What is expected >> Everything in the records must be copied exactly, apart from the pictures.

Records to process >>
***

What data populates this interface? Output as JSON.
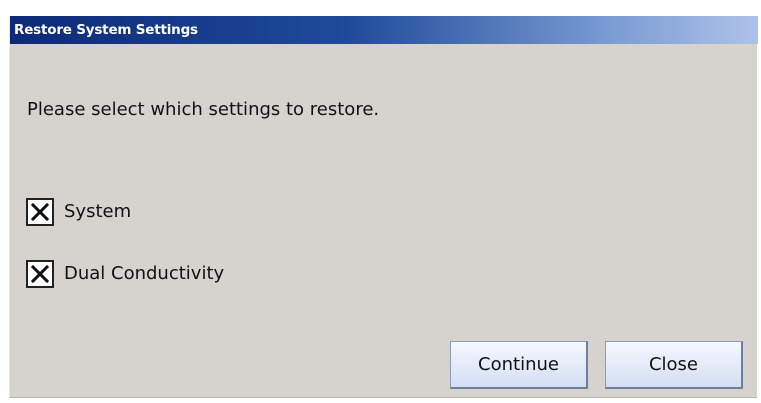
{
  "dialog": {
    "title": "Restore System Settings",
    "prompt": "Please select which settings to restore."
  },
  "options": [
    {
      "label": "System",
      "checked": true
    },
    {
      "label": "Dual Conductivity",
      "checked": true
    }
  ],
  "buttons": {
    "continue_label": "Continue",
    "close_label": "Close"
  },
  "colors": {
    "titlebar_start": "#0c2a78",
    "titlebar_end": "#aec2e8",
    "dialog_background": "#d6d3ce",
    "button_face": "#e4ecfa"
  },
  "icons": {
    "checkbox_mark": "x-mark-icon"
  }
}
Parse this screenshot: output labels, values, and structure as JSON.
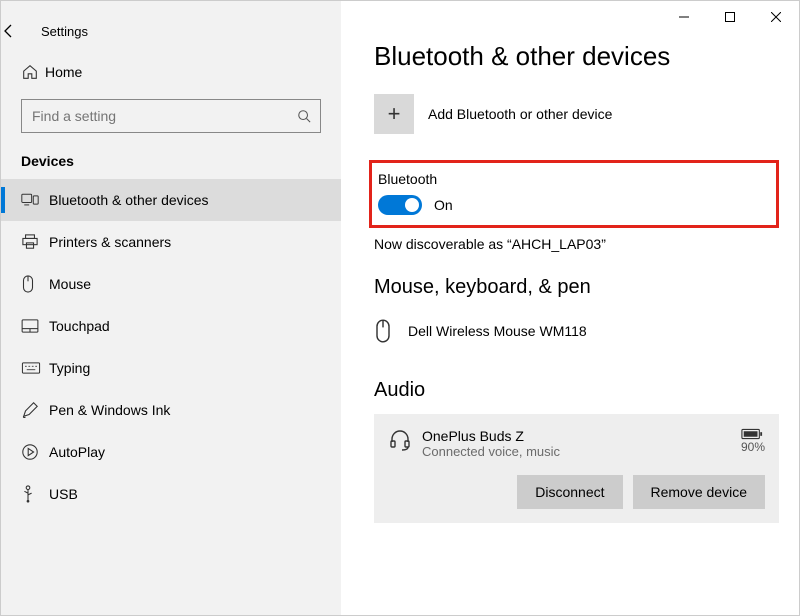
{
  "window": {
    "title": "Settings"
  },
  "home": {
    "label": "Home"
  },
  "search": {
    "placeholder": "Find a setting"
  },
  "section_label": "Devices",
  "nav": [
    {
      "label": "Bluetooth & other devices",
      "selected": true
    },
    {
      "label": "Printers & scanners"
    },
    {
      "label": "Mouse"
    },
    {
      "label": "Touchpad"
    },
    {
      "label": "Typing"
    },
    {
      "label": "Pen & Windows Ink"
    },
    {
      "label": "AutoPlay"
    },
    {
      "label": "USB"
    }
  ],
  "page": {
    "title": "Bluetooth & other devices",
    "add_label": "Add Bluetooth or other device",
    "bluetooth_label": "Bluetooth",
    "toggle_state": "On",
    "discoverable": "Now discoverable as “AHCH_LAP03”",
    "section_mouse": "Mouse, keyboard, & pen",
    "device_mouse": "Dell Wireless Mouse WM118",
    "section_audio": "Audio",
    "audio_device": {
      "name": "OnePlus Buds Z",
      "status": "Connected voice, music",
      "battery": "90%"
    },
    "actions": {
      "disconnect": "Disconnect",
      "remove": "Remove device"
    }
  }
}
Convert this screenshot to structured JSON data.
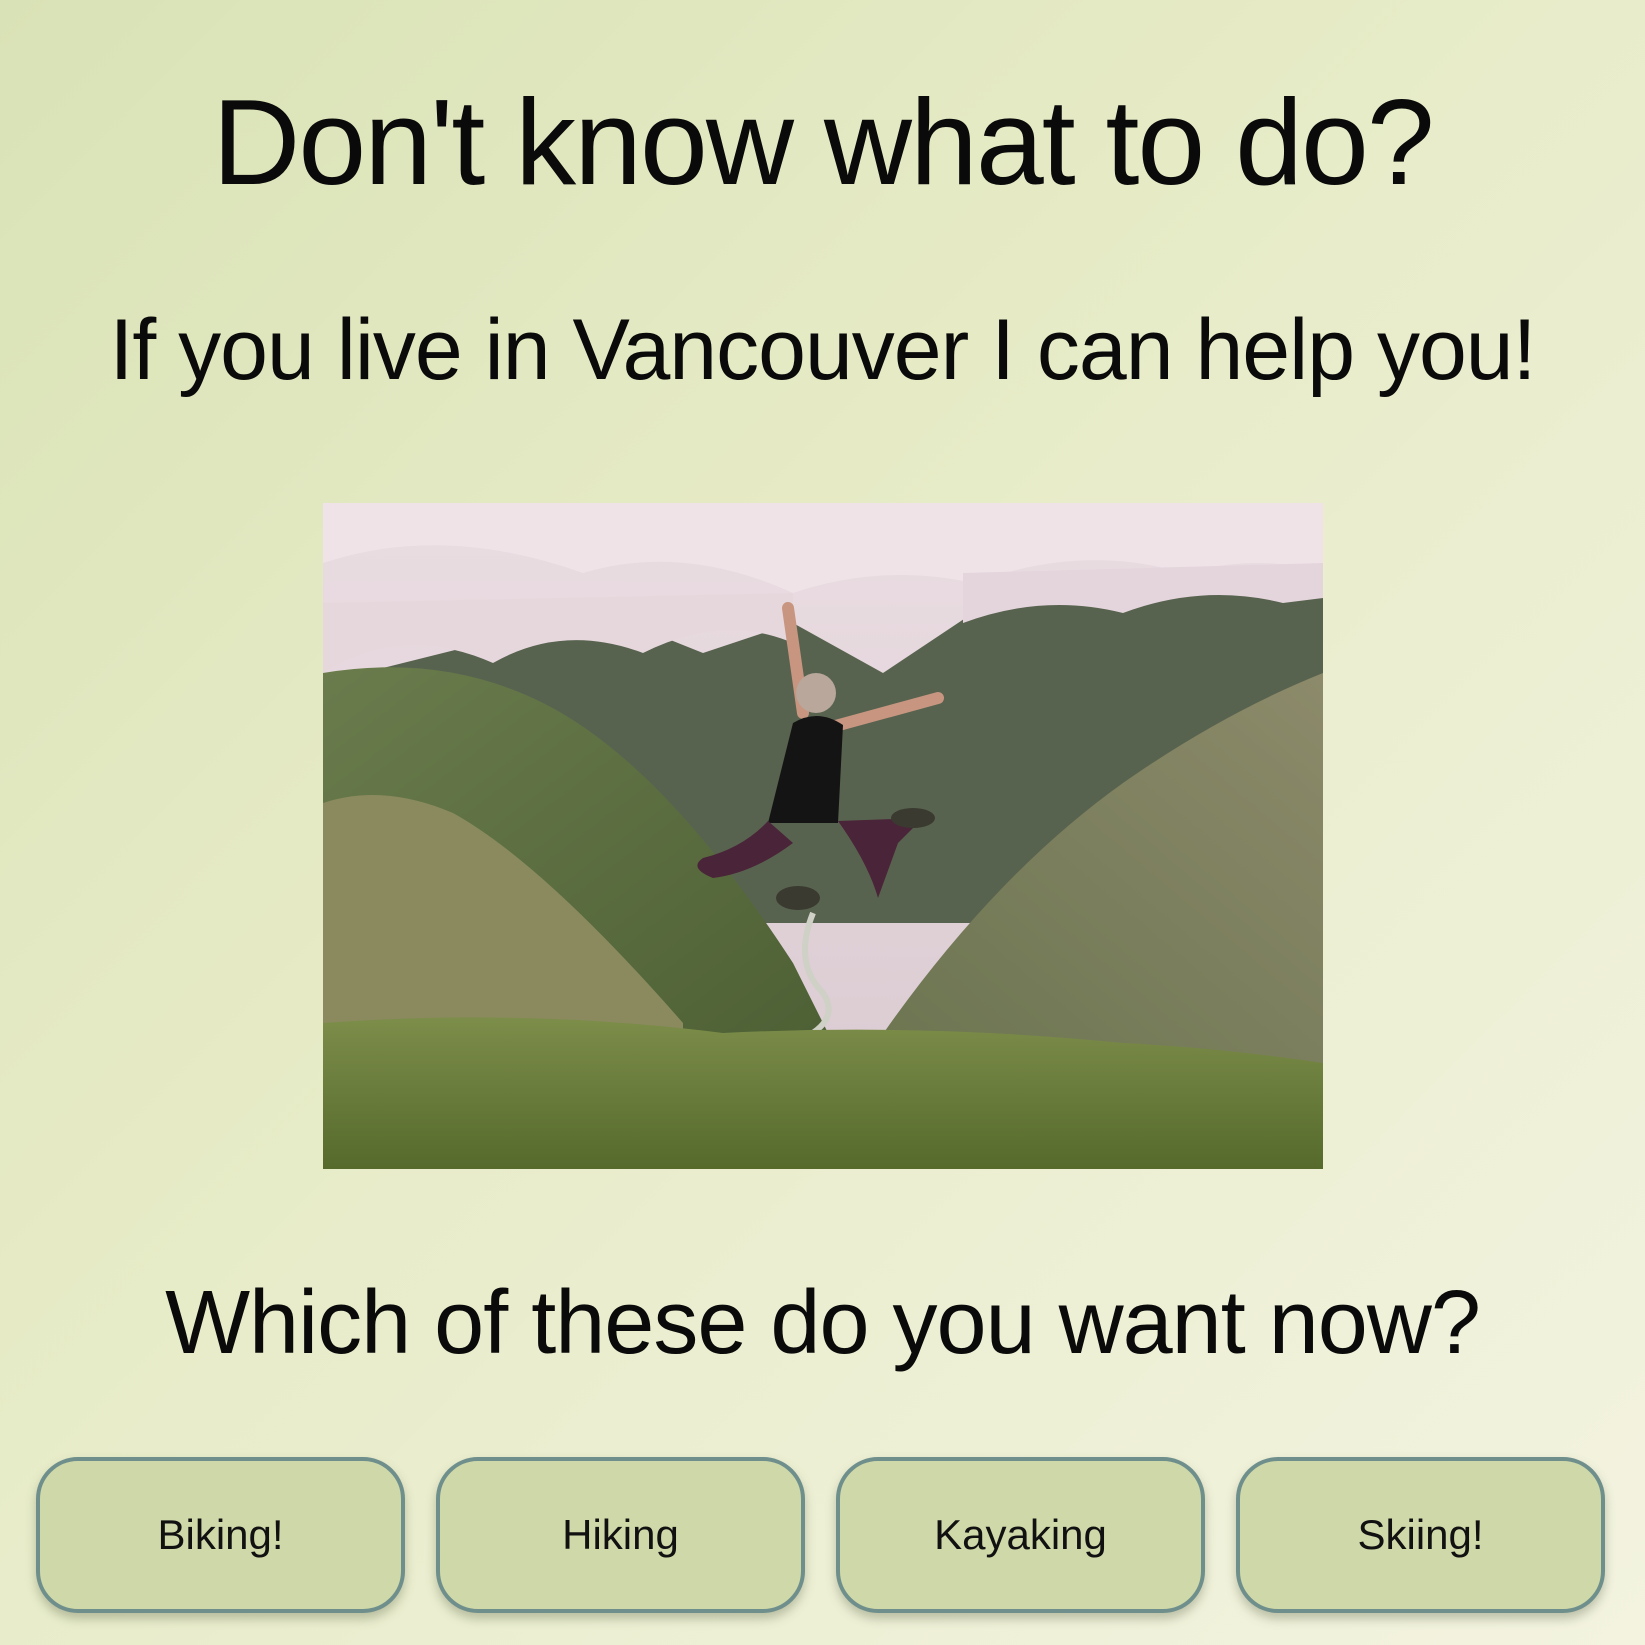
{
  "header": {
    "title": "Don't know what to do?",
    "subtitle": "If you live in Vancouver I can help you!"
  },
  "hero_image": {
    "alt": "Person jumping on a mountain ridge"
  },
  "prompt": {
    "question": "Which of these do you want now?"
  },
  "choices": [
    {
      "label": "Biking!"
    },
    {
      "label": "Hiking"
    },
    {
      "label": "Kayaking"
    },
    {
      "label": "Skiing!"
    }
  ],
  "colors": {
    "background": "#e6ebc6",
    "button_fill": "#cfd8a8",
    "button_border": "#6f8f8c"
  }
}
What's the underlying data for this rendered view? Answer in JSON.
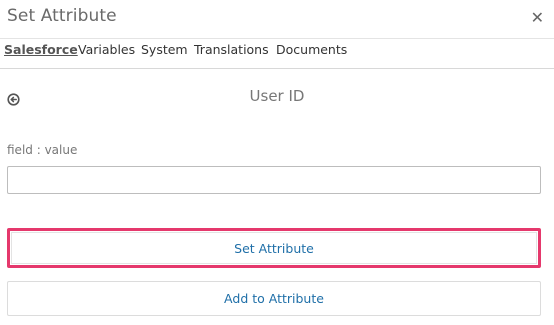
{
  "dialog": {
    "title": "Set Attribute",
    "close_icon": "close-icon"
  },
  "tabs": [
    {
      "label": "Salesforce",
      "active": true
    },
    {
      "label": "Variables",
      "active": false
    },
    {
      "label": "System",
      "active": false
    },
    {
      "label": "Translations",
      "active": false
    },
    {
      "label": "Documents",
      "active": false
    }
  ],
  "content": {
    "heading": "User ID",
    "back_icon": "circle-arrow-left-icon",
    "field_label": "field : value",
    "field_value": "",
    "field_placeholder": ""
  },
  "buttons": {
    "set_attribute": "Set Attribute",
    "add_to_attribute": "Add to Attribute"
  },
  "colors": {
    "highlight": "#e5386c",
    "link": "#1f6fa8"
  }
}
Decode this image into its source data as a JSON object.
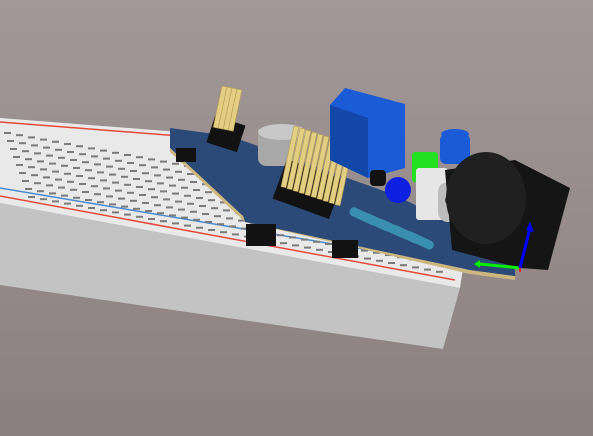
{
  "viewport": {
    "kind": "3d-cad-view",
    "background_top": "#a39898",
    "background_bottom": "#8b7f7f"
  },
  "breadboard": {
    "color": "#e9e9e9",
    "side_color": "#c3c3c3",
    "hole_color": "#7a7a7a",
    "rail_red": "#e34a3a",
    "rail_blue": "#4a8ad0"
  },
  "pcb": {
    "color": "#2b4a78",
    "silkscreen": "#c8b88a",
    "edge_color": "#cdb77e"
  },
  "components": [
    {
      "name": "blue-terminal-block",
      "color": "#1c5bd6"
    },
    {
      "name": "black-dc-jack",
      "color": "#151515"
    },
    {
      "name": "silver-electrolytic-capacitor",
      "color": "#a8a8a8"
    },
    {
      "name": "gold-pin-headers",
      "color": "#e3cf83"
    },
    {
      "name": "black-header-housings",
      "color": "#121212"
    },
    {
      "name": "resistors",
      "color": "#3a8fb0"
    },
    {
      "name": "blue-led",
      "color": "#1020e0"
    },
    {
      "name": "white-switch",
      "color": "#e6e6e6"
    },
    {
      "name": "green-component",
      "color": "#22e022"
    }
  ],
  "axes": {
    "x_color": "#00ee00",
    "y_color": "#0000ff",
    "z_color": "#ff2020"
  }
}
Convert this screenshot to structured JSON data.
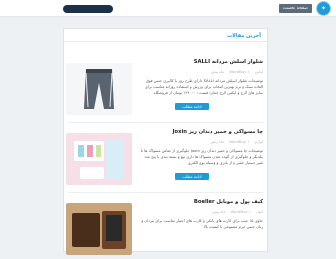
{
  "header": {
    "home_label": "صفحه نخست",
    "colors": {
      "accent": "#1f9bd6",
      "topbar": "#ffffff",
      "search": "#1a3147",
      "button": "#5c6a7a"
    }
  },
  "main": {
    "section_title": "آخرین مقالات",
    "posts": [
      {
        "title": "شلوار اسلش مردانه SALLI",
        "category": "لباس",
        "author": "WordBuy",
        "date": "۱ ماه پیش",
        "excerpt": "توضیحات شلوار اسلش مردانه SALLI دارای طرح روز با کالیری جنس فوق العاده سبک و نرم بهترین انتخاب برای ورزش و استفاده روزانه مناسب برای سایز های لارج و ایکس لارج (مثل)",
        "price": "قیمت : ۱۲۹۰۰۰ تومان از فروشگاه",
        "read_more": "ادامه مطلب"
      },
      {
        "title": "چا مسواکی و خمیر دندان ریز Joxin",
        "category": "لوازم",
        "author": "WordBuy",
        "date": "۱ ماه پیش",
        "excerpt": "توضیحات چا مسواکی و خمیر دندان ریز Joxin جلوگیری از تماس مسواک ها با یکدیگر و جلوگیری از آلوده شدن مسواک ها داری تیغ و بسته بندی با پنج عدد شیر دستیار خمیر و از باتری و وسیله نوع الکتری",
        "price": "",
        "read_more": "ادامه مطلب"
      },
      {
        "title": "کیف پول و موبایل Boeller",
        "category": "کیف",
        "author": "WordBuy",
        "date": "۱ ماه پیش",
        "excerpt": "حاوی ۱۵ جیب برای کارت های بانکی و کارت های اعتبار مناسب برای مردان و زنان جنس چرم مصنوعی با کیفیت بالا",
        "price": "",
        "read_more": "ادامه مطلب"
      }
    ]
  }
}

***

Answer section >>
What data populates this interface? Output as JSON.
{
  "dialog": {
    "title": "Restore System Settings",
    "prompt": "Please select which settings to restore."
  },
  "options": [
    {
      "label": "System",
      "checked": true
    },
    {
      "label": "Dual Conductivity",
      "checked": true
    }
  ],
  "buttons": {
    "continue_label": "Continue",
    "close_label": "Close"
  },
  "colors": {
    "titlebar_start": "#0c2a78",
    "titlebar_end": "#aec2e8",
    "dialog_background": "#d6d3ce",
    "button_face": "#e4ecfa"
  },
  "icons": {
    "checkbox_mark": "x-mark-icon"
  }
}
Parse this screenshot: output labels, values, and structure as JSON.
{
  "window": {
    "title": "Settings"
  },
  "home": {
    "label": "Home"
  },
  "search": {
    "placeholder": "Find a setting"
  },
  "section_label": "Devices",
  "nav": [
    {
      "label": "Bluetooth & other devices",
      "selected": true
    },
    {
      "label": "Printers & scanners"
    },
    {
      "label": "Mouse"
    },
    {
      "label": "Touchpad"
    },
    {
      "label": "Typing"
    },
    {
      "label": "Pen & Windows Ink"
    },
    {
      "label": "AutoPlay"
    },
    {
      "label": "USB"
    }
  ],
  "page": {
    "title": "Bluetooth & other devices",
    "add_label": "Add Bluetooth or other device",
    "bluetooth_label": "Bluetooth",
    "toggle_state": "On",
    "discoverable": "Now discoverable as “AHCH_LAP03”",
    "section_mouse": "Mouse, keyboard, & pen",
    "device_mouse": "Dell Wireless Mouse WM118",
    "section_audio": "Audio",
    "audio_device": {
      "name": "OnePlus Buds Z",
      "status": "Connected voice, music",
      "battery": "90%"
    },
    "actions": {
      "disconnect": "Disconnect",
      "remove": "Remove device"
    }
  }
}
Convert this screenshot to structured JSON data.
{
  "header": {
    "title": "Don't know what to do?",
    "subtitle": "If you live in Vancouver I can help you!"
  },
  "hero_image": {
    "alt": "Person jumping on a mountain ridge"
  },
  "prompt": {
    "question": "Which of these do you want now?"
  },
  "choices": [
    {
      "label": "Biking!"
    },
    {
      "label": "Hiking"
    },
    {
      "label": "Kayaking"
    },
    {
      "label": "Skiing!"
    }
  ],
  "colors": {
    "background": "#e6ebc6",
    "button_fill": "#cfd8a8",
    "button_border": "#6f8f8c"
  }
}
What's the underlying data for this rendered view? Answer in JSON.
{
  "dialog": {
    "title": "Set Attribute",
    "close_icon": "close-icon"
  },
  "tabs": [
    {
      "label": "Salesforce",
      "active": true
    },
    {
      "label": "Variables",
      "active": false
    },
    {
      "label": "System",
      "active": false
    },
    {
      "label": "Translations",
      "active": false
    },
    {
      "label": "Documents",
      "active": false
    }
  ],
  "content": {
    "heading": "User ID",
    "back_icon": "circle-arrow-left-icon",
    "field_label": "field : value",
    "field_value": "",
    "field_placeholder": ""
  },
  "buttons": {
    "set_attribute": "Set Attribute",
    "add_to_attribute": "Add to Attribute"
  },
  "colors": {
    "highlight": "#e5386c",
    "link": "#1f6fa8"
  }
}
Decode this image into its source data as a JSON object.
{
  "viewport": {
    "kind": "3d-cad-view",
    "background_top": "#a39898",
    "background_bottom": "#8b7f7f"
  },
  "breadboard": {
    "color": "#e9e9e9",
    "side_color": "#c3c3c3",
    "hole_color": "#7a7a7a",
    "rail_red": "#e34a3a",
    "rail_blue": "#4a8ad0"
  },
  "pcb": {
    "color": "#2b4a78",
    "silkscreen": "#c8b88a",
    "edge_color": "#cdb77e"
  },
  "components": [
    {
      "name": "blue-terminal-block",
      "color": "#1c5bd6"
    },
    {
      "name": "black-dc-jack",
      "color": "#151515"
    },
    {
      "name": "silver-electrolytic-capacitor",
      "color": "#a8a8a8"
    },
    {
      "name": "gold-pin-headers",
      "color": "#e3cf83"
    },
    {
      "name": "black-header-housings",
      "color": "#121212"
    },
    {
      "name": "resistors",
      "color": "#3a8fb0"
    },
    {
      "name": "blue-led",
      "color": "#1020e0"
    },
    {
      "name": "white-switch",
      "color": "#e6e6e6"
    },
    {
      "name": "green-component",
      "color": "#22e022"
    }
  ],
  "axes": {
    "x_color": "#00ee00",
    "y_color": "#0000ff",
    "z_color": "#ff2020"
  }
}
Convert this screenshot to structured JSON data.
{
  "header": {
    "home_label": "صفحه نخست",
    "colors": {
      "accent": "#1f9bd6",
      "topbar": "#ffffff",
      "search": "#1a3147",
      "button": "#5c6a7a"
    }
  },
  "main": {
    "section_title": "آخرین مقالات",
    "posts": [
      {
        "title": "شلوار اسلش مردانه SALLI",
        "category": "لباس",
        "author": "WordBuy",
        "date": "۱ ماه پیش",
        "excerpt": "توضیحات شلوار اسلش مردانه SALLI دارای طرح روز با کالیری جنس فوق العاده سبک و نرم بهترین انتخاب برای ورزش و استفاده روزانه مناسب برای سایز های لارج و ایکس لارج (مثل)",
        "price": "قیمت : ۱۲۹۰۰۰ تومان از فروشگاه",
        "read_more": "ادامه مطلب"
      },
      {
        "title": "چا مسواکی و خمیر دندان ریز Joxin",
        "category": "لوازم",
        "author": "WordBuy",
        "date": "۱ ماه پیش",
        "excerpt": "توضیحات چا مسواکی و خمیر دندان ریز Joxin جلوگیری از تماس مسواک ها با یکدیگر و جلوگیری از آلوده شدن مسواک ها داری تیغ و بسته بندی با پنج عدد شیر دستیار خمیر و از باتری و وسیله نوع الکتری",
        "price": "",
        "read_more": "ادامه مطلب"
      },
      {
        "title": "کیف پول و موبایل Boeller",
        "category": "کیف",
        "author": "WordBuy",
        "date": "۱ ماه پیش",
        "excerpt": "حاوی ۱۵ جیب برای کارت های بانکی و کارت های اعتبار مناسب برای مردان و زنان جنس چرم مصنوعی با کیفیت بالا",
        "price": "",
        "read_more": "ادامه مطلب"
      }
    ]
  }
}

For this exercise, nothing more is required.